*WHAT THIS TASK INVOLVES*
Pull out each line of the data that includes the word "document".

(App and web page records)
+---+

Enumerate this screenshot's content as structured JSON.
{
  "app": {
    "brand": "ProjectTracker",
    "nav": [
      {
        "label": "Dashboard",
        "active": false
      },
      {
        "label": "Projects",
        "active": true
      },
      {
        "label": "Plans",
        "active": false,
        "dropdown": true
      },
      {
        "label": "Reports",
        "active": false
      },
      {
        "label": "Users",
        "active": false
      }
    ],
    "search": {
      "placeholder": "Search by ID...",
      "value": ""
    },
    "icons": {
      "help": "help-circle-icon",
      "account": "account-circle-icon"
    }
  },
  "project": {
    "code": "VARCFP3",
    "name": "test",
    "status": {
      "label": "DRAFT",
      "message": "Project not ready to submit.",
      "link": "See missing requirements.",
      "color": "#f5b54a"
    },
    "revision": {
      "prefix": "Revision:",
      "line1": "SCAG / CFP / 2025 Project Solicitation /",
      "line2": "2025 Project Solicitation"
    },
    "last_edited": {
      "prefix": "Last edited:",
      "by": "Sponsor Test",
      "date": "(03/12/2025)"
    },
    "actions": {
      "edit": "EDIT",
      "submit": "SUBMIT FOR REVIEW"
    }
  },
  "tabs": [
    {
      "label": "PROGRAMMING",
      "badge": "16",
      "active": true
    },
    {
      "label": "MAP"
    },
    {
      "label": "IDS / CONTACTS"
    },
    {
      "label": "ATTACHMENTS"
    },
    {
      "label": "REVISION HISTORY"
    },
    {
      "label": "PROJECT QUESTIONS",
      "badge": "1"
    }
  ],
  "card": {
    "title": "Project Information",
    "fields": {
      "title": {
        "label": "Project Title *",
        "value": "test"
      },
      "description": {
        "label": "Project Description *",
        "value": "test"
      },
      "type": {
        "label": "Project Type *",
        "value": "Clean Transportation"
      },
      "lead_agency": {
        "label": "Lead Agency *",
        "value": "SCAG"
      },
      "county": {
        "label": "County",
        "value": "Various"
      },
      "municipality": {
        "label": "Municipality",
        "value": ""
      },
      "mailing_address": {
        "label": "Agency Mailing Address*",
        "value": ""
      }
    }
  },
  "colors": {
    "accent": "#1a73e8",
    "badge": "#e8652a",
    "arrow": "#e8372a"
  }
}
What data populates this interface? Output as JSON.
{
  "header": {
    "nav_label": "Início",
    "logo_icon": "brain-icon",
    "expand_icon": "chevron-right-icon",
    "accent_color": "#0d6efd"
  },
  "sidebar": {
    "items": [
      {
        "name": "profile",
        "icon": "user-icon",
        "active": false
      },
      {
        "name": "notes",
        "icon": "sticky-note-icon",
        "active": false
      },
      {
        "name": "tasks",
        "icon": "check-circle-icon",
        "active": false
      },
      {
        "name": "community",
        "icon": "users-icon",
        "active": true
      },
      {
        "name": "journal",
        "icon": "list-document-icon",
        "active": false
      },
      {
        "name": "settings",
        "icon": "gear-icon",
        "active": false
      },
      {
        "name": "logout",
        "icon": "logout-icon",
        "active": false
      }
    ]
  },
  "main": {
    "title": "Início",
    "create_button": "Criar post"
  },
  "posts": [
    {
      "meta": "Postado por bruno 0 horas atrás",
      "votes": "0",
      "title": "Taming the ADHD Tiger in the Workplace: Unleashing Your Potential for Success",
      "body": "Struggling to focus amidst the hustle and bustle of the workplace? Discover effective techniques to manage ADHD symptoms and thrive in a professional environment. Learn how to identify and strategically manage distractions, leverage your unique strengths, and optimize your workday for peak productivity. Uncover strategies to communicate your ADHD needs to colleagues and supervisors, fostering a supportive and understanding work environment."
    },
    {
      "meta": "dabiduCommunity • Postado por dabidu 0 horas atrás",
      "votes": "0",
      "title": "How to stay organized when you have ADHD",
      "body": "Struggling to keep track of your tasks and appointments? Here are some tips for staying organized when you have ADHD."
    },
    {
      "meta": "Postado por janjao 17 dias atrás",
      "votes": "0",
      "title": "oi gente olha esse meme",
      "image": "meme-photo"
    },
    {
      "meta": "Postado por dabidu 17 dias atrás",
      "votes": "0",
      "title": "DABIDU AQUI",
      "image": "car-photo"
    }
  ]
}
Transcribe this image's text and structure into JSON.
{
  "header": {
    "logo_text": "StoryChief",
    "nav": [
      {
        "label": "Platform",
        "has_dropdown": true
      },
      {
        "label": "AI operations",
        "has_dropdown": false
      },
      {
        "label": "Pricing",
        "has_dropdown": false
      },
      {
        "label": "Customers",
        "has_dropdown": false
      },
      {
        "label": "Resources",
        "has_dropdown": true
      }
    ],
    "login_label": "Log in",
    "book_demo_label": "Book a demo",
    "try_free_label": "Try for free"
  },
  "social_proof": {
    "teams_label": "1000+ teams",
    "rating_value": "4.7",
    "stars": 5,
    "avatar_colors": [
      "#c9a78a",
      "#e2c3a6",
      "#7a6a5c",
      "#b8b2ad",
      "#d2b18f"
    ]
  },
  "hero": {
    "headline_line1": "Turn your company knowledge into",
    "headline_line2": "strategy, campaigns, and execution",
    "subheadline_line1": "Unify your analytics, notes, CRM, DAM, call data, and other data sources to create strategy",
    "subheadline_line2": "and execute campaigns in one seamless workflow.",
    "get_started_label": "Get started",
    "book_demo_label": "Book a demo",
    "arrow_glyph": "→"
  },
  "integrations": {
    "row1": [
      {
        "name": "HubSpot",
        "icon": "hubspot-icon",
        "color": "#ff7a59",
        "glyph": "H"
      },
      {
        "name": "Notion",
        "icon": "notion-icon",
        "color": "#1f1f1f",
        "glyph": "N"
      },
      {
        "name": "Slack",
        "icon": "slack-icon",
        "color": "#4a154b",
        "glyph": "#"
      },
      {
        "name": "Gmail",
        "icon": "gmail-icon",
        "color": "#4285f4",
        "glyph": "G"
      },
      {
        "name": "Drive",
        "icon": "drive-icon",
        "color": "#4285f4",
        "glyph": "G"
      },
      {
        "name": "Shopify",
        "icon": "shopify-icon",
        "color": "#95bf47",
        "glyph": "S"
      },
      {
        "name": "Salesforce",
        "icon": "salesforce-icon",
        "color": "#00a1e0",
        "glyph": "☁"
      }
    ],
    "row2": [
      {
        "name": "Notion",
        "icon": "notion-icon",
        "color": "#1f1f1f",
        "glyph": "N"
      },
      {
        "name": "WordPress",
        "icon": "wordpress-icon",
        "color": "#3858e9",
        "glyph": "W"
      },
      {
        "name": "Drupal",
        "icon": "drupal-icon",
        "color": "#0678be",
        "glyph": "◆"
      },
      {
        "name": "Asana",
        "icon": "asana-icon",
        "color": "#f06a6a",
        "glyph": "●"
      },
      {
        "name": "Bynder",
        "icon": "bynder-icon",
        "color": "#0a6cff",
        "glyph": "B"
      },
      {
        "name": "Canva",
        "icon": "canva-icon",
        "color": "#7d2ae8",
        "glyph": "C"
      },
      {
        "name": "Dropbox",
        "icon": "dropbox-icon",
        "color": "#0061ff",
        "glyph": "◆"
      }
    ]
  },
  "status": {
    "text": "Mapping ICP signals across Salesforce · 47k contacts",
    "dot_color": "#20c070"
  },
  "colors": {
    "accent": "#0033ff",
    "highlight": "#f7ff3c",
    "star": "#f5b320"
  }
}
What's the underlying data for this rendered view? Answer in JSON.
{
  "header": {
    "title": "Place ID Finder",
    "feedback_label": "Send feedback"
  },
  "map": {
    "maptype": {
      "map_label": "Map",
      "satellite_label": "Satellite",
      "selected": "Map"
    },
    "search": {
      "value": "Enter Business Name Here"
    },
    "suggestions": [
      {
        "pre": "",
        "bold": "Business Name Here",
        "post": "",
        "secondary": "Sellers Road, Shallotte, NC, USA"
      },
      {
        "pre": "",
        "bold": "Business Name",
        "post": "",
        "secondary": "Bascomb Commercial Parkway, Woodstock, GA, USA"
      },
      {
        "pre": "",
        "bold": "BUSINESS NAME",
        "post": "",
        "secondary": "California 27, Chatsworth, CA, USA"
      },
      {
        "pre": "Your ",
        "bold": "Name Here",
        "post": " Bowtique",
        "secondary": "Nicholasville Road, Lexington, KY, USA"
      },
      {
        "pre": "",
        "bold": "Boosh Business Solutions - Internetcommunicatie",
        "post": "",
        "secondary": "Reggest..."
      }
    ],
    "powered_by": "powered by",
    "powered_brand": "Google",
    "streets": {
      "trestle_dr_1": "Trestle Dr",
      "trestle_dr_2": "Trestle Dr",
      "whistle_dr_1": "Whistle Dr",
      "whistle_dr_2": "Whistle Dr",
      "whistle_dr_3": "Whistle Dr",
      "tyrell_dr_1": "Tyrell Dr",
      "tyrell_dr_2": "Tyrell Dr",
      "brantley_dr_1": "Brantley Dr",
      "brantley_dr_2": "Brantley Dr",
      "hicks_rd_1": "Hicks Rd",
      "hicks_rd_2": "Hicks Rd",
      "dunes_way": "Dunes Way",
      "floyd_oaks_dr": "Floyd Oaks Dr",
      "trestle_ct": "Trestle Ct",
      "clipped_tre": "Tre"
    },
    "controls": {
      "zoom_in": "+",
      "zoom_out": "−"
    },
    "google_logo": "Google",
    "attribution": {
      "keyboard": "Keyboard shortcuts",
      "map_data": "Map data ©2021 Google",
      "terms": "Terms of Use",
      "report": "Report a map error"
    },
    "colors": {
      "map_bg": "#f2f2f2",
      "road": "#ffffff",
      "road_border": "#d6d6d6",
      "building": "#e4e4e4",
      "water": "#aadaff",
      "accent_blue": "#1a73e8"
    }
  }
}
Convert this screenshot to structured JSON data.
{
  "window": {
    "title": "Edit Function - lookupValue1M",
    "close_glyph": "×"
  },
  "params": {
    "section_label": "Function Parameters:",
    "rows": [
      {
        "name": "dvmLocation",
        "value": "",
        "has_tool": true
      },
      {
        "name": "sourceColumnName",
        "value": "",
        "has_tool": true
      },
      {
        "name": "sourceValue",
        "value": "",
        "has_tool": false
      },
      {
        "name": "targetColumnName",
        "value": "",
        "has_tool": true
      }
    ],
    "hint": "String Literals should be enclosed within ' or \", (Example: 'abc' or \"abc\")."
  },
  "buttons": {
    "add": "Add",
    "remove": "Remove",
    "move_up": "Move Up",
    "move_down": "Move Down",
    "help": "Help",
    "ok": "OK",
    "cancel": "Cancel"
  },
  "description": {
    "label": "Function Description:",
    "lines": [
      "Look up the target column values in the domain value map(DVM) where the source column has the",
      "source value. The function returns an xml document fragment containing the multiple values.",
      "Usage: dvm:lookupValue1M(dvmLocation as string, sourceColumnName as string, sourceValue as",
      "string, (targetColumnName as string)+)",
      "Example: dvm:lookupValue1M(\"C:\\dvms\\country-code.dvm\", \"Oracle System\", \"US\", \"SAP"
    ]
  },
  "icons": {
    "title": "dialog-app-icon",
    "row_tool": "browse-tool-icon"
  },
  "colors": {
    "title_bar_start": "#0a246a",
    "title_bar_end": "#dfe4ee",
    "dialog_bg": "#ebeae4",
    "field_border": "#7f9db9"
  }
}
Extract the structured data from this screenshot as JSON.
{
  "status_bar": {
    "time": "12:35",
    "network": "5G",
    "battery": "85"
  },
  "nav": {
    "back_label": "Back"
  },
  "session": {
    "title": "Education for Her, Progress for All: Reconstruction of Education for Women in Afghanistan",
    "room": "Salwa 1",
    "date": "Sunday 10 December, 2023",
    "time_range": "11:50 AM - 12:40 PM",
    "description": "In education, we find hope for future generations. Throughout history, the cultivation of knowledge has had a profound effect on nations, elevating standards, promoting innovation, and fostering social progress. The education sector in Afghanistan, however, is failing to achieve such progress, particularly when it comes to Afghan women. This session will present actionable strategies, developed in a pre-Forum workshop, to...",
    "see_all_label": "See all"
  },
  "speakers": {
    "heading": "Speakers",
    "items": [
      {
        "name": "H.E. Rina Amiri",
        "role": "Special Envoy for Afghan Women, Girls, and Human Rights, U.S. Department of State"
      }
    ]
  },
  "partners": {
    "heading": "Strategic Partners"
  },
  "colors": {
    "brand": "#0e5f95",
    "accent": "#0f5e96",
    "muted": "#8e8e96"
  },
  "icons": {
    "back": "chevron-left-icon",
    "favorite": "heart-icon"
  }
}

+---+

*YOUR SOLUTION*
        "icon": "list-document-icon",
      "source value. The function returns an xml document fragment containing the multiple values.",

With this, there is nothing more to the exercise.